Distillery now has the ability to create a PID file during boot. A PID file is a file which contains the PID of the executable which generated it. When an application terminates, that file is removed. If it is removed while the application is running, the application terminates. If the application restarts, a new PID is written to the file.
These files are used in particular by system supervisors, such as systemd, to better monitor and interact with the services under their purvey. In general I recommend using foreground mode when running under systemd, but if you prefer to run the service as a daemon via start, and have systemd monitor that, PID file support provides better integration than previous releases.
If you are looking into this because you are using
systemd, I would

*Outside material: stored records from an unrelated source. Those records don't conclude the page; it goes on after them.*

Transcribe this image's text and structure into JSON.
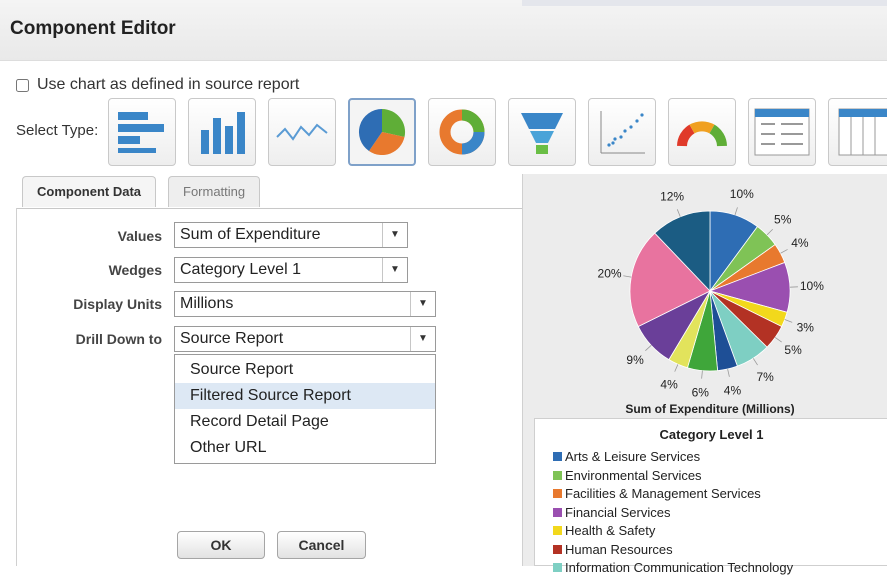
{
  "window": {
    "title": "Component Editor"
  },
  "use_chart": {
    "label": "Use chart as defined in source report",
    "checked": false
  },
  "select_type": {
    "label": "Select Type:",
    "types": [
      "horizontal-bar-icon",
      "vertical-bar-icon",
      "line-chart-icon",
      "pie-chart-icon",
      "donut-chart-icon",
      "funnel-chart-icon",
      "scatter-chart-icon",
      "gauge-chart-icon",
      "table-icon",
      "table-partial-icon"
    ],
    "selected": "pie-chart-icon"
  },
  "tabs": [
    {
      "label": "Component Data",
      "active": true
    },
    {
      "label": "Formatting",
      "active": false
    }
  ],
  "form": {
    "values_label": "Values",
    "values_value": "Sum of Expenditure",
    "wedges_label": "Wedges",
    "wedges_value": "Category Level 1",
    "display_units_label": "Display Units",
    "display_units_value": "Millions",
    "drill_down_label": "Drill Down to",
    "drill_down_value": "Source Report"
  },
  "drill_down_options": [
    "Source Report",
    "Filtered Source Report",
    "Record Detail Page",
    "Other URL"
  ],
  "drill_down_highlighted": "Filtered Source Report",
  "buttons": {
    "ok": "OK",
    "cancel": "Cancel"
  },
  "chart_data": {
    "type": "pie",
    "title": "Sum of Expenditure (Millions)",
    "slices": [
      {
        "label": "10%",
        "value": 10,
        "color": "#2e6db4"
      },
      {
        "label": "5%",
        "value": 5,
        "color": "#7fc356"
      },
      {
        "label": "4%",
        "value": 4,
        "color": "#e8792e"
      },
      {
        "label": "10%",
        "value": 10,
        "color": "#9a4fb0"
      },
      {
        "label": "3%",
        "value": 3,
        "color": "#f2d81c"
      },
      {
        "label": "5%",
        "value": 5,
        "color": "#b33224"
      },
      {
        "label": "7%",
        "value": 7,
        "color": "#7ecfc3"
      },
      {
        "label": "4%",
        "value": 4,
        "color": "#1e4f96"
      },
      {
        "label": "6%",
        "value": 6,
        "color": "#3fa63a"
      },
      {
        "label": "4%",
        "value": 4,
        "color": "#e2e35c"
      },
      {
        "label": "9%",
        "value": 9,
        "color": "#6a3f99"
      },
      {
        "label": "20%",
        "value": 20,
        "color": "#e8739f"
      },
      {
        "label": "12%",
        "value": 12,
        "color": "#1b5c83"
      }
    ]
  },
  "legend": {
    "title": "Category Level 1",
    "items": [
      {
        "label": "Arts & Leisure Services",
        "color": "#2e6db4"
      },
      {
        "label": "Environmental Services",
        "color": "#7fc356"
      },
      {
        "label": "Facilities & Management Services",
        "color": "#e8792e"
      },
      {
        "label": "Financial Services",
        "color": "#9a4fb0"
      },
      {
        "label": "Health & Safety",
        "color": "#f2d81c"
      },
      {
        "label": "Human Resources",
        "color": "#b33224"
      },
      {
        "label": "Information Communication Technology",
        "color": "#7ecfc3"
      }
    ]
  }
}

encourage you to instead define a service unit which leverages the
task, rather than
start. Not only do you not need a PID file in this case,

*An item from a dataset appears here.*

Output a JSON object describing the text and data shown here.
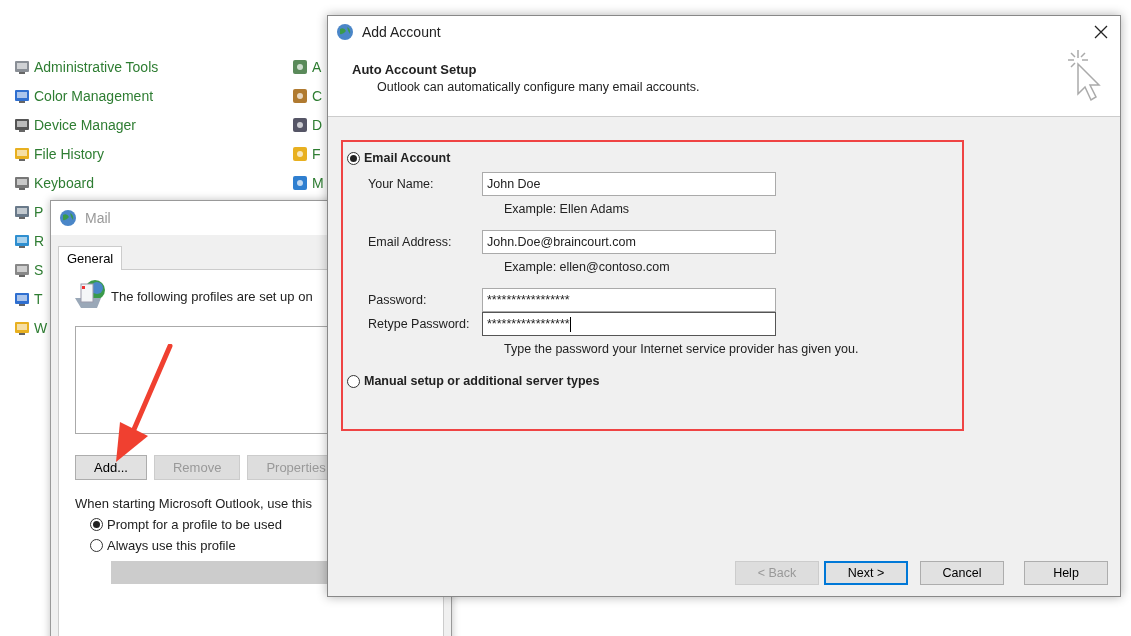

but you get automatic log management via syslog/journalctl. This feature was
added because that isn’t always an option, but if you have the choice, the
above is a simpler approach.
To turn on PID file generation, you have two choices:
- Export an environment variable,
- Set a flag in
-kernel pidfile '"path/to/pidfile"'
We need to use two level of quoting, due to how erl parses the command line arguments
We use the
kernel application for this setting because the PID file
manager process is started as a kernel process, so to access the
configuration, it must be part of the
If either of these are set, when the PID file manager is started, it will write the current PID to the given path, and then monitor it for changes. If it detects that the file has been deleted, then the node is terminated. If asked to terminate, it will clean up the PID file before doing so.
If you terminate a node brutally, the PID file will remain, since our process will never have a chance to execute any cleanup in that case - but shutting down that way is not recommended for a variety of reasons, one of which is the likelihood of resources being left hanging in the wind. If the PID file still exists when the release is restarted, it will be overwritten with the new PID, but it may cause some confusion for external processes like systemd.